When we think of plastic in relation to the environment, heart-wrenching images of polluted seas, dolphins trapped in plastic bags, and sea turtles entangled in plastic rings with deformed shells often come to mind. However, within our own bodies, there exists a lesser-known concern: microplastics in the human bloodstream. Although researchers are still in the process of understanding the possible implications of this finding, scientists have already begun to identify the adverse effects microplastics have on human health, particularly on a cellular level.
Microplastics are tiny plastic particles, no more than five millimeters in diameter, that result from the production of commercial products or the breakdown of larger plastics. Additionally, microplastics can be categorized into two groups: primary microplastics and secondary microplastics. Primary microplastics originate from commercial uses, such as cosmetics and microfibers from clothing, whereas secondary microplastics result from environmental processes that break down larger plastic sources, including water bottles and synthetic rubber tires. Once dispersed into the ecosystem, both primary and secondary microplastics may enter the human bloodstream in a variety of ways, such as through the food and water we consume and the air we breathe.

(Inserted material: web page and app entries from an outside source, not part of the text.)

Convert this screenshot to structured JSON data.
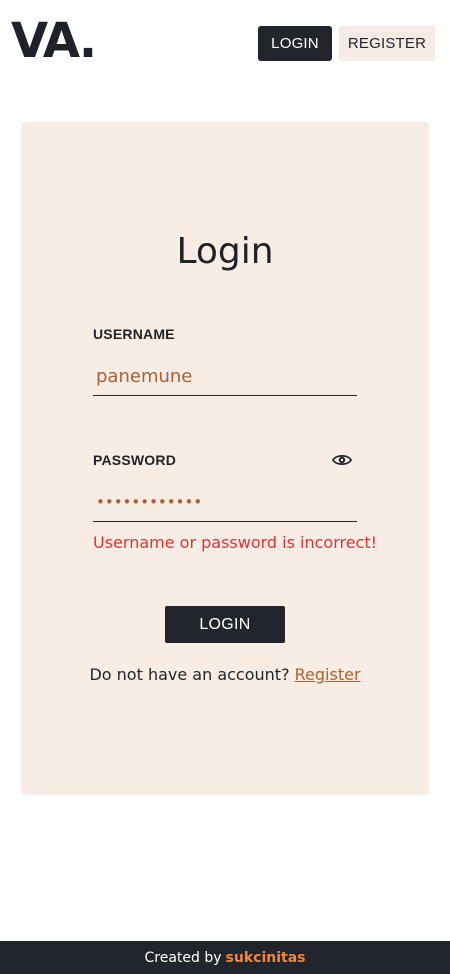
{
  "header": {
    "logo": "VA.",
    "login_label": "LOGIN",
    "register_label": "REGISTER"
  },
  "form": {
    "title": "Login",
    "username_label": "USERNAME",
    "username_value": "panemune",
    "password_label": "PASSWORD",
    "password_value": "••••••••••••",
    "error": "Username or password is incorrect!",
    "submit_label": "LOGIN",
    "no_account_text": "Do not have an account?",
    "register_link": "Register"
  },
  "footer": {
    "prefix": "Created by",
    "author": "sukcinitas"
  },
  "colors": {
    "dark": "#22262c",
    "card_bg": "#f8ede4",
    "accent": "#b06030",
    "error": "#e53333",
    "footer_author": "#f2873a"
  },
  "icons": {
    "password_toggle": "eye-icon"
  }
}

While microplastics have been previously detected in human feces, it was only until this past April that Dr. Heather Leslie and Dr. Juan Garcia Vallejo of the Vrije Universiteit Amsterdam detected microplastics in the human bloodstream. In their study published by the Environment International journal, researchers collected samples of whole human blood from twenty-two healthy volunteers and measured the quantity of microplastics present by heating and filtering the samples to break down the components of the blood and isolate the microplastic particles. Following this process, the collected microplastic particles were identified and quantified using a mass spectrometer, a device that separates substances based on their mass. The study concluded that 17 subjects out of the 22, or 77 percent, carried an average of 1.6 µg/ml of microplastic particles in their blood after analysis.

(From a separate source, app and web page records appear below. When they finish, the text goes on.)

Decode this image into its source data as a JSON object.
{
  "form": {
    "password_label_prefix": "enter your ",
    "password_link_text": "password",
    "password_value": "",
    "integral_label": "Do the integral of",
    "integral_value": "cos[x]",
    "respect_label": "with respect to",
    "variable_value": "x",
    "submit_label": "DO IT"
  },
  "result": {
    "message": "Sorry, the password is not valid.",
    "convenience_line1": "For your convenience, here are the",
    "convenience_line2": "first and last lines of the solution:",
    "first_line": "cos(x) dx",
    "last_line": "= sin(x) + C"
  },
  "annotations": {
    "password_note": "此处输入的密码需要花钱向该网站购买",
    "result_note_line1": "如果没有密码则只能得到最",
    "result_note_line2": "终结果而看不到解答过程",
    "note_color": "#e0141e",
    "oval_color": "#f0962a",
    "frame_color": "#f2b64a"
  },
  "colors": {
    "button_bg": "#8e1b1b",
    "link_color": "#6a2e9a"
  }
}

With this novel finding, several studies aim to explore the possible health effects of microplastics in the bloodstream. One possible effect of microplastics in the body is a destabilization of the plasma membranes in red blood cells. The plasma membrane, which separates and protects the interior of each red blood cell, critically regulates the entry of certain molecules, such as oxygen and nutrients, while preventing the entrance of toxins. When microplastics enter the bloodstream, however, each microplastic particle interacts with a portion of the plasma membrane. This causes the cell membrane to mechanically stretch, as microplastic particles, especially those less than 0.03 micrometers in diameter, may easily diffuse into and out of the red blood cells due to their small size. This alteration in structure significantly reduces the plasma membrane’s ability to maintain its shape, which in turn, may interfere with its proper functioning, specifically in regards to the transport of oxygen—the key role of red blood cells. With a decreased ability of red blood cells to transport oxygen throughout the body, the tissues of major organs that rely on oxygen to perform basic metabolic functions, such as the brain and the lungs, may face permanent damage.

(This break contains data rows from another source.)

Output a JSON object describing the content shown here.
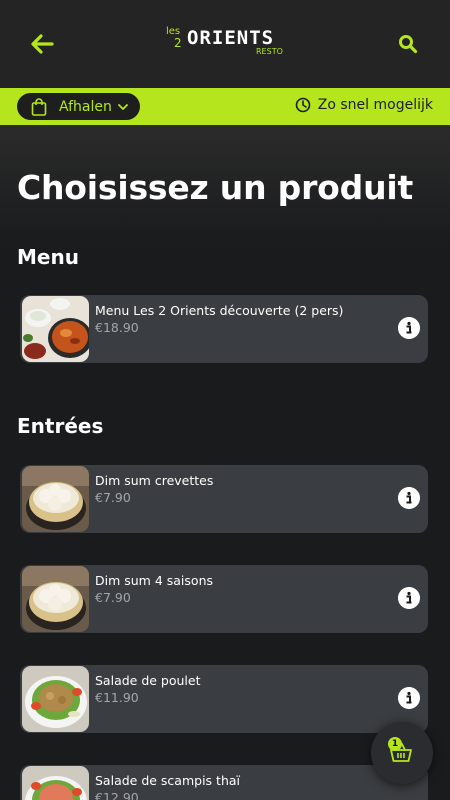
{
  "header": {
    "logo": {
      "les": "les",
      "two": "2",
      "main": "ORIENTS",
      "resto": "RESTO"
    },
    "back_icon": "arrow-left-icon",
    "search_icon": "search-icon"
  },
  "order_bar": {
    "mode_label": "Afhalen",
    "time_label": "Zo snel mogelijk"
  },
  "page_title": "Choisissez un produit",
  "sections": [
    {
      "title": "Menu",
      "items": [
        {
          "name": "Menu Les 2 Orients découverte (2 pers)",
          "price": "€18.90",
          "image": "curry-dish"
        }
      ]
    },
    {
      "title": "Entrées",
      "items": [
        {
          "name": "Dim sum crevettes",
          "price": "€7.90",
          "image": "dim-sum-steamer"
        },
        {
          "name": "Dim sum 4 saisons",
          "price": "€7.90",
          "image": "dim-sum-steamer"
        },
        {
          "name": "Salade de poulet",
          "price": "€11.90",
          "image": "salad-bowl"
        },
        {
          "name": "Salade de scampis thaï",
          "price": "€12.90",
          "image": "salad-bowl"
        }
      ]
    }
  ],
  "cart": {
    "count": "1",
    "icon": "basket-icon"
  },
  "colors": {
    "accent": "#b5e61d",
    "card": "#3a3d41",
    "background": "#1a1b1d",
    "header": "#242424"
  }
}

Microplastics in the human bloodstream may also lead to DNA damage within peripheral blood lymphocytes or white blood cells that travel through the heart, arteries, capillaries, and veins. When human peripheral blood lymphocytes were exposed to varying concentrations of microplastics in a study conducted by the National Institute for Research in Environmental Health, blood lymphocyte samples with higher concentrations of microplastics experienced higher proportions of breaks and fusions among their chromosomes. As a result, lymphocytes’ chromosomes may rearrange and impede DNA repair mechanisms, compromising genomic stability. This ultimately increases the likelihood of genetic mutations, thus increasing the risk of cancer development.
Although ongoing studies continue to explore the health effects of microplastics in the human bloodstream, studies thus far demonstrate that microplastics cause harm and must remain on the radar of public health professionals. From interfering with red blood cell function to damaging our cells’ genetic material, microplastics, while barely visible to the naked eye, have the power to alter the body’s physiological processes. As we continue to tackle the excessive amounts of plastic present in Earth’s vast, life-sustaining oceans, let us also focus our attention on “the ocean of our bodies:” our blood.